Dr. Khaled El Emam
University of Ottawa, Canada
Anonymization is fundamental for our ability to use and disclose health information for secondary purposes without the need to obtain express individual consent,
such as for research, public health, drug development, and monitoring adverse drug events.
Furthermore, the notion of personal information is integral to privacy statutes in many jurisdictions.
Anonymization methods must provide robust assurances about privacy as well ensure that the perturbed data is still useful for secondary analysis.
Risk-based anonymization methods have been in use for more than a decade to facilitate the sharing of health information.
These methods have a number of important characteristics:
they are quantitative in that they allow the expression of risk values, and they take into account the context of the data use or disclosure.
The implication is that security, privacy, and contractual controls need to be applied to ensure that the risk of re-identification is acceptably low.
In this presentation I will provide an overview of how risk-based anonymization methods have been applied in practice for non-public data sharing,
and the specific constraints that would need to be imposed on public data sharing (e.g., open data or open government initiatives) under this model.
Dr. Khaled El Emam is a Professor at the University of Ottawa, Faculty of Medicine,
and a Senior Investigator at the Children’s Hospital of Eastern Ontario Research Institute.
From 2005 to 2015 he held the Canada Research Chair in Electronic Health Information at the University of Ottawa.
His main area of research is developing techniques for health data anonymization and secure disease surveillance for public health purposes.

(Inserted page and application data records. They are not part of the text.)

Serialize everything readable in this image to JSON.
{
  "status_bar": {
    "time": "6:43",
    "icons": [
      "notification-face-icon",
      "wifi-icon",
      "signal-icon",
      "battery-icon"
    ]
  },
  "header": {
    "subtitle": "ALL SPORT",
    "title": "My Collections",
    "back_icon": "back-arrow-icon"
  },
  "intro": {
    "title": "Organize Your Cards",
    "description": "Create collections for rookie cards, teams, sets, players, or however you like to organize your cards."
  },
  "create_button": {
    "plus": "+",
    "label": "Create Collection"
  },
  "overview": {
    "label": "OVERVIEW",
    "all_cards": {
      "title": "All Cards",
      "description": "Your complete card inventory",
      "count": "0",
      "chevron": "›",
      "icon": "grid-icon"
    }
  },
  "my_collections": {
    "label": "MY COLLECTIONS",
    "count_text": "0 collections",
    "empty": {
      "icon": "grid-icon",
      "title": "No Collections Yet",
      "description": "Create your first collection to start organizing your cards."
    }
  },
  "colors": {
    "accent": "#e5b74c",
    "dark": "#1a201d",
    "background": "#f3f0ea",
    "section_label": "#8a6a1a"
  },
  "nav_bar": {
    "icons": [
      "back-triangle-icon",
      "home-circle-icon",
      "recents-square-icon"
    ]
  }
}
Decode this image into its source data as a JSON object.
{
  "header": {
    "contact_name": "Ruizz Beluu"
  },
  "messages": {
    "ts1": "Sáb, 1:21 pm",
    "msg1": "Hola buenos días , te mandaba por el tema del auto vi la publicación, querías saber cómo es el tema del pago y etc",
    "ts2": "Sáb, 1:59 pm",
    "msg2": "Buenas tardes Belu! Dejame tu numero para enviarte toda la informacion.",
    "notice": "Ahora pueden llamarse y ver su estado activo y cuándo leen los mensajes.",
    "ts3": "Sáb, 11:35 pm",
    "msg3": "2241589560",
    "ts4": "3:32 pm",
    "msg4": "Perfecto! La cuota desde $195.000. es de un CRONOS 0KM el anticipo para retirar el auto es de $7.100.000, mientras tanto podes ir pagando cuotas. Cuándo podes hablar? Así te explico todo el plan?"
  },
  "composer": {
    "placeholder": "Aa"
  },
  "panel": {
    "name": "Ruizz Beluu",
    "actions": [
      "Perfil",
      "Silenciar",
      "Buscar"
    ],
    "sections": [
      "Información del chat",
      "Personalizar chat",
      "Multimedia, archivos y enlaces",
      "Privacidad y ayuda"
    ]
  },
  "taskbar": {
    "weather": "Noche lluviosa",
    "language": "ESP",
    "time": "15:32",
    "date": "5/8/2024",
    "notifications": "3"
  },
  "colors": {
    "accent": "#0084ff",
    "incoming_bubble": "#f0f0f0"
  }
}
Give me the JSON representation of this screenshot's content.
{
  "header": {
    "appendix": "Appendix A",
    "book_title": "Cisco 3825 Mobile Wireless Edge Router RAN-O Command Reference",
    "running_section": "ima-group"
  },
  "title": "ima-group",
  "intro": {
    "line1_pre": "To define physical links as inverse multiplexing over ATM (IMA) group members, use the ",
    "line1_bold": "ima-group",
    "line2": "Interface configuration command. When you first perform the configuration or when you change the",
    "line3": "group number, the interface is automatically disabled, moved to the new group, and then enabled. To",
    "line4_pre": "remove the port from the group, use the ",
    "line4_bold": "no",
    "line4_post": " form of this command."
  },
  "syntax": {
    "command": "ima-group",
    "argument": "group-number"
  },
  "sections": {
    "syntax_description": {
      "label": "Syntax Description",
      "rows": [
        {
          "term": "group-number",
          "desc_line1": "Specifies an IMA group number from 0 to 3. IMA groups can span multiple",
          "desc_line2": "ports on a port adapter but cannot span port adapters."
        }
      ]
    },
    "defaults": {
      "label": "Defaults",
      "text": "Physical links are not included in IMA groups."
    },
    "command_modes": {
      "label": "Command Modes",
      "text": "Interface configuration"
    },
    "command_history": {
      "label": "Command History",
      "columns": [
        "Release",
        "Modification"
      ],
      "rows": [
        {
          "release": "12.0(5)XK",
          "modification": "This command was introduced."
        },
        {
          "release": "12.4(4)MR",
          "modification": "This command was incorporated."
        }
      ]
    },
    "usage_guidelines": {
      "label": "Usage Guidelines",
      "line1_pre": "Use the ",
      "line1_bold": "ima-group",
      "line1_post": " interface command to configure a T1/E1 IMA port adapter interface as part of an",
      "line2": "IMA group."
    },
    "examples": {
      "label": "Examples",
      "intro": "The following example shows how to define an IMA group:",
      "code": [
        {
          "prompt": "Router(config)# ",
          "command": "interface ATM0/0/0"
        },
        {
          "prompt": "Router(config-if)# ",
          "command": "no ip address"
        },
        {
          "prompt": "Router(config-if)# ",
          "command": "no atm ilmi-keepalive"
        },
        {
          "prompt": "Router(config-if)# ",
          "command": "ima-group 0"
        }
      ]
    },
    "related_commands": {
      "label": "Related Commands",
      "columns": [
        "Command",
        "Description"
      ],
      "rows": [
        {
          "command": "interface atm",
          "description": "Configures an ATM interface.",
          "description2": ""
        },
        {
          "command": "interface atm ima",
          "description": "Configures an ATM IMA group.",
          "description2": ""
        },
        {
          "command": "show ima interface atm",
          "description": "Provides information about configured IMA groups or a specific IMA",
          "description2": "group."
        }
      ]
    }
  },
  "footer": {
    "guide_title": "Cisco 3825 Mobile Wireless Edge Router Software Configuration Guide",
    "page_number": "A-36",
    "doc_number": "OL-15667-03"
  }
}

He is also the founder and president of Privacy Analytics Inc., which develops solutions for the de-identification of health information.
In 2016 Privacy Analytics was acquired by IMS Health Inc (now QuintilesIMS).
Previously Khaled was a Senior Research Officer at the National Research Council of Canada,
and prior to that he was head of the Quantitative Methods Group at the Fraunhofer Institute in Kaiserslautern, Germany.
In 2003 and 2004, he was ranked as the top systems and software engineering scholar worldwide by the Journal of Systems and Software
based on his research on measurement and quality evaluation and improvement, and ranked second in 2002 and 2005.
He holds a Ph.D. from the Department of Electrical and Electronics, King’s College, at the University of London (UK).
Dr. Kazue SakoNEC, Japan
What is blockchain, and how can it help real world?
In this talk, we will see that contrary to our expectation,
cryptography is mostly not used to help Alice and Bob in real world.
There is usually some sort of middleman between them, and it is difficult for them to have sovereignty.
Blockchain is a way to minimize the power of those middleman,
if not a complete removal.
In the talk, an overview of blockchain mechanism used in Bitcoin is presented.
Then we will discuss some of the expected goals of the blockchain, including the usecases on self-sovereign identity.
Kazue Sako received her B.S. degree and PhD from Kyoto University. Her
research interest is in cryptographic protocols that enhance privacy
and fairness, e.g. electronic voting protcols, group signature
schemes, digital lottery systems and blockchain architecture. In order
to promote the use of anonymous authentication, she edited ISO/IEC
29191 and ISO/IEC 20008-2. She served as Program co-Chair/ Chair for
ASIACRYPT 2012, 2013 and RSA conference 2016 Cryptographer's
Track. She is a strong advocate of Personal Data EcoSystem, which
empowers individuals with their own data. She is Senior Principal
Engineer at NEC. She is also a member of the Science Council of Japan.